My code is in the Arctic World Archive Code Vault, including my contributions to IBM’s Watson for safekeeping.
Svalbard, an archipelago covered in ice, protects my code for authentication with Developer Cloud Python SDK as thousands of polar bears patrol the area. A decommissioned coal mine just down the road keeps silver halide films, deep within the permafrost layer which can stretch up to 400 metres thick. The data is encoded on frames with 8.8 million pixels each.
The initial deposit archived thousands of the world’s most depended-on open source projects, which is a testament . This priceless knowledge is protected by storing multiple copies in secure cold and dry rock vaults; deep in the Arctic Circle. It is preserved for future generations in long-term storage designed to last at least 1,000 years.
My legacy is far from complete, and only begun. More repositories will be appended during the perpetual light of the midnight sun in the next spring, and the next one.
Open source software is a hidden cornerstone of modern civilization, and the shared heritage of all humanity.

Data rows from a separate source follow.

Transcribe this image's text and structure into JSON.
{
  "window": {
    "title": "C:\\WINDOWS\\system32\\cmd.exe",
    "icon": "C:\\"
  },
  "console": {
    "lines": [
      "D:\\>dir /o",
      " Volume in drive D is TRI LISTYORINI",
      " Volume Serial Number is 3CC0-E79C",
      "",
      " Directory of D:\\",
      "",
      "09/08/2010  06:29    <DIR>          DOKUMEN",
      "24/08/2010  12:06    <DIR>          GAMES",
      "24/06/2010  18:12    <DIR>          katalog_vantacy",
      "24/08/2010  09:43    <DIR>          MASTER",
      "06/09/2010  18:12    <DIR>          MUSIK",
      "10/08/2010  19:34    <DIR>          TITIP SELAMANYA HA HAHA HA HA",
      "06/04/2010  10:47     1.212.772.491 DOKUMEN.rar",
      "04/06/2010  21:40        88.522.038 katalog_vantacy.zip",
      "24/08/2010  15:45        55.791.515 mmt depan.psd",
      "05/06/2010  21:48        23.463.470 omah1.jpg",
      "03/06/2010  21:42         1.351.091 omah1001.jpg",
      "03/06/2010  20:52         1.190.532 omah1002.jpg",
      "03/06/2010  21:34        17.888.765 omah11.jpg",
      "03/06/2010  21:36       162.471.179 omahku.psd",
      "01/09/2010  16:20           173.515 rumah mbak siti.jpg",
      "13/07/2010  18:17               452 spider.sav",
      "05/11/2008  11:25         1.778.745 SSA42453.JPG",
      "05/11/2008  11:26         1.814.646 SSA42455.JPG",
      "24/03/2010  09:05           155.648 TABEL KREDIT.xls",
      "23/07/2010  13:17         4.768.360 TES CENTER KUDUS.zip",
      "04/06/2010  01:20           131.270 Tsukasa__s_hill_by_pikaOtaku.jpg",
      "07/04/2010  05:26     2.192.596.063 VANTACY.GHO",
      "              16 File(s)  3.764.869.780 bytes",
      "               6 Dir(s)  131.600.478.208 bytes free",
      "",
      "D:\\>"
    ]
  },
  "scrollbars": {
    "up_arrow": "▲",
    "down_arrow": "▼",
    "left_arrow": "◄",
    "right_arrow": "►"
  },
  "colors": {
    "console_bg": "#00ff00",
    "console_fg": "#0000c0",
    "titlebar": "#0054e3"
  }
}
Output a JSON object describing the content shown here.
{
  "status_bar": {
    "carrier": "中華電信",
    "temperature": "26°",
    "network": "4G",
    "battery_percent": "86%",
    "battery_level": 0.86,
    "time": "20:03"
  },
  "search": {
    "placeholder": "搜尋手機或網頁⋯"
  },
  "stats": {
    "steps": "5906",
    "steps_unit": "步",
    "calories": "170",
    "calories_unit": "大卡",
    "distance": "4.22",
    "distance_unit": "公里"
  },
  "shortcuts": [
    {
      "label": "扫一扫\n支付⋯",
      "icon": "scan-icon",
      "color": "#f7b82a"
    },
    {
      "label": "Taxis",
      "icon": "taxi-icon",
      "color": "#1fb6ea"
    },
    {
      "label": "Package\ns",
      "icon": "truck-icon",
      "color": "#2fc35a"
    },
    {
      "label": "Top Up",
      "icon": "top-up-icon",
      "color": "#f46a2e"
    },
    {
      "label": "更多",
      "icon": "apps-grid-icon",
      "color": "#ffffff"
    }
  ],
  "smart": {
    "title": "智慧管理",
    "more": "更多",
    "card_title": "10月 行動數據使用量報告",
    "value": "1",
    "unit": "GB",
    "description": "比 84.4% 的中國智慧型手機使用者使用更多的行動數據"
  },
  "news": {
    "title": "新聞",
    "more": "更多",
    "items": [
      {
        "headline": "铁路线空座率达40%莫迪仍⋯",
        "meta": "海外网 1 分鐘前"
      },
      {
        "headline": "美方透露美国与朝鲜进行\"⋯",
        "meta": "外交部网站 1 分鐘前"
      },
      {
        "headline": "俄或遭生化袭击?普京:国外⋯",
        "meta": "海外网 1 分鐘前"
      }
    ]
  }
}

Archivists at GitHub partnered with the Internet Archive, Software Heritage Foundation, Stanford Libraries and such. Another partnership with Microsoft’s Project Silica will ultimately archive all active public repositories for over 10,000 years, by writing them into quartz glass platters using a femtosecond laser.